EXERCISE DESCRIPTION:
Report the number of lines in these entries that contain "Factory". Write only the number.

TASK DATA START

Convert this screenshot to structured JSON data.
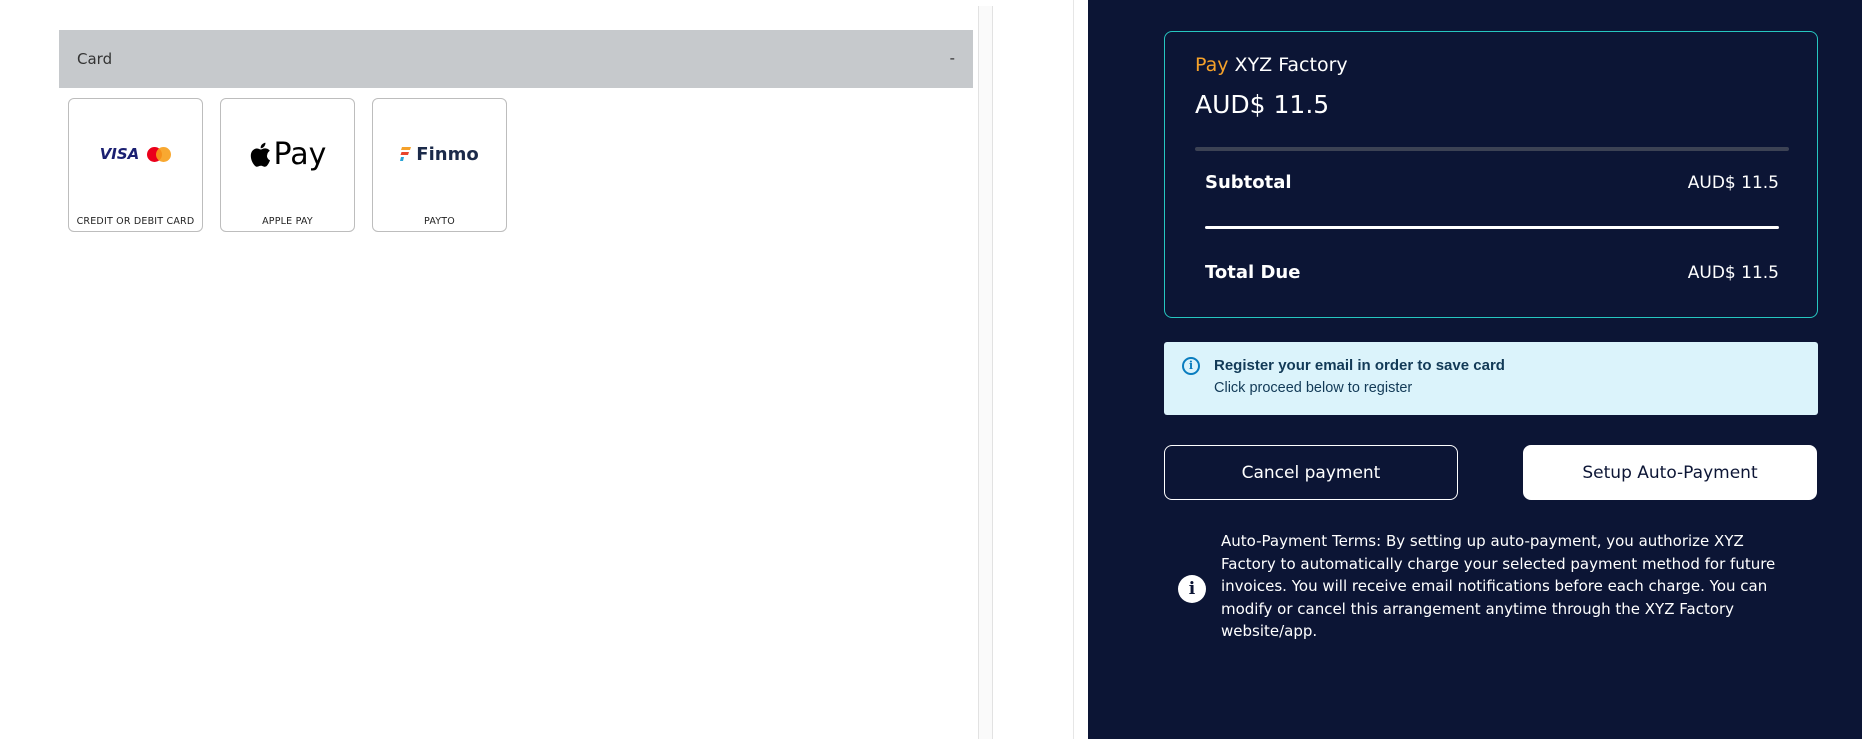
{
  "accordion": {
    "title": "Card",
    "toggle": "-"
  },
  "payment_methods": [
    {
      "caption": "CREDIT OR DEBIT CARD",
      "logo_text": "VISA",
      "icons": [
        "visa-icon",
        "mastercard-icon"
      ]
    },
    {
      "caption": "APPLE PAY",
      "logo_text": "Pay",
      "icons": [
        "apple-icon"
      ]
    },
    {
      "caption": "PAYTO",
      "logo_text": "Finmo",
      "icons": [
        "finmo-icon"
      ]
    }
  ],
  "summary": {
    "pay_word": "Pay",
    "merchant": "XYZ Factory",
    "amount": "AUD$ 11.5",
    "subtotal_label": "Subtotal",
    "subtotal_value": "AUD$ 11.5",
    "total_label": "Total Due",
    "total_value": "AUD$ 11.5"
  },
  "info_banner": {
    "icon": "info-icon",
    "title": "Register your email in order to save card",
    "subtitle": "Click proceed below to register"
  },
  "buttons": {
    "cancel": "Cancel payment",
    "setup": "Setup Auto-Payment"
  },
  "terms": {
    "icon": "info-icon",
    "text": "Auto-Payment Terms: By setting up auto-payment, you authorize XYZ Factory to automatically charge your selected payment method for future invoices. You will receive email notifications before each charge. You can modify or cancel this arrangement anytime through the XYZ Factory website/app."
  },
  "colors": {
    "panel_bg": "#0c1535",
    "accent_teal": "#26c6c0",
    "accent_orange": "#f5a12a",
    "info_bg": "#dbf3fb",
    "accordion_bg": "#c6c9cc"
  }
}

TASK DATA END

EXPECTED ANSWER:
2